Vinyl Me, Please is nothing like that. Rather than ship you a random record every month based on kickbacks from major labels, VMP works with bands and labels to create limited editions of records that have either long been out of print or needed to be resurrected for a modern audience. I signed up after a few months of hemming and hawing when I saw that Wilco’s “A.M.” was being released in August 2015. I plunked down my $27 (monthly, recurring fee) and a few weeks later I got a shiny new record delivered in a solid mailer with no dings or dents on the sleeve (a huge pet peeve of mine). Inside was a white outer sleeve that included a cocktail-of-the-month (ideal for Mai Tai T.V.), a 12×12 art print inspired by the album (with a short story about the band on the flip side) and an orange-colored 180 gram pressing of the album in a shiny new sleeve.
The mesmerizing smell of new vinyl
I had never heard Wilco before, but I truly enjoyed the record after a few listens. The packaging and quality or vinyl made it well worth $27, especially since most new records hover between the $20–30 mark. VMP claims it curates the best vinyl from around the world to help broaden your musical horizon. Per the VMP website: “We’re just here to help you explore the best of what’s around these days and discover some classics you may not know…we can’t promise anything more than that every record you receive from us will be well worth your time and attention. We know both are valuable, so we won’t send you anything we don’t 100% believe in.”
I honestly believe they believe what they are saying. The mix of styles and sounds that I received over the past year and a half have run the gamut of music and have helped broaden my musical tastes. I admit that I am trapped in the 1990s punk sound and that’s all I listen too, but I always like to try something new and, more often that not, VMP has helped me discover many new artists or classic records. Gems that I received in the past year include Weezer’s “Pinkerton,” Nada Surf’s “High/Low,” Black Sabbath’s “Paranoid” and Nina Simone’s “Nina Simone Sings the Blues.”
I would love to sit down with whoever is in charge of choosing the monthly record and negotiating the deals and pick his or her brain.
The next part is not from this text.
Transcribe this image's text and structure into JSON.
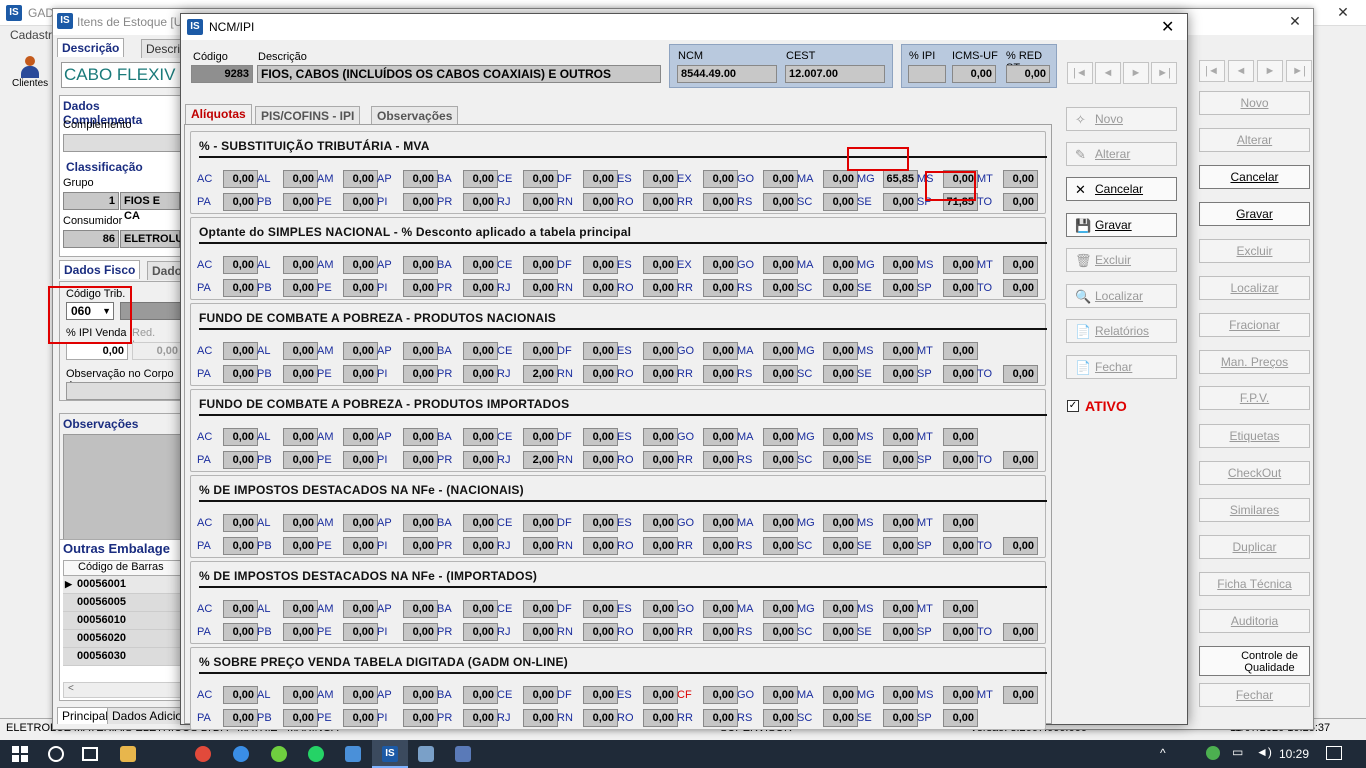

I can only imagine the challenge of A. finding a perfect record every month that everyone will love, B. getting the legal sign-off to produce the record, and C. actually pressing the record and creating the quality packaging that goes into every VMP release. It’s insane when you think about it, but it’s clearly working for VMP.
The occasional clunker
So what’s the downside? Two things stand out in my mind, but none have pushed me to consider cancelling. First is the obvious concern. What if I don’t like the album? Look, it has definitely happened. Of the 18 albums I’ve received to date, three have left me wanting to turn off the record player halfway through, including last month’s painful Panda Bear “Person Pitch.” Look, I know personal tastes are personal tastes, but that record made me want to hurt things (even though I loved the colored vinyl). I actually want that hour of my life back that I spent listening to that record. Yes, the club recently added swapping to some of their tiered plans that allows you to swap a new album for an older record in the archive. Three-month plan members save two dollars a month and get one record swap; annual plan members save four dollars a month and get four swaps. Perhaps VMP should take a cue from Bespoke Post and let customers skip a month all together if they know they won’t love the record or already own it.
Additional perks & George’s VMP short list
VMP also has some additional perks. Members get access to an online store that has even more limited run records. Every month, the store reopens with an entirely different collection. This is perfect for rounding out your collection or adding a few albums that are more suited to your likes. You also get a very well-written weekly newsletter that offers great insights into the wider music world and vinyl collecting.
Real talk: I think Vinyl Me, Please is an excellent service that is perfect for anyone that truly wants to experience quality music and loves vinyl. If your answer to the question, “What’s your favorite genre of music or band?” is “I like all music” and then just turn on Z-100, then this service is probably not for you. If you look forward to going to your local record store every week to hear new music and regularly ask the guy or gal behind the counter to recommend something for you to listen to, then VMP is definitely for you.
Finally, here’s my short list of records that Vinyl Me, Please needs to put out in the coming months that I guarantee will appeal to everyone (except maybe Danzig):
- Tricky “Pre-Millenium Tension”
- Queens of the Stone Age “Songs for the Deaf”
- The Singles Soundtrack
- Clutch “Clutch”
- AFI “Sing the Sorrow”
- American Lesion “American Lesion”
- Danzig “Lucifage”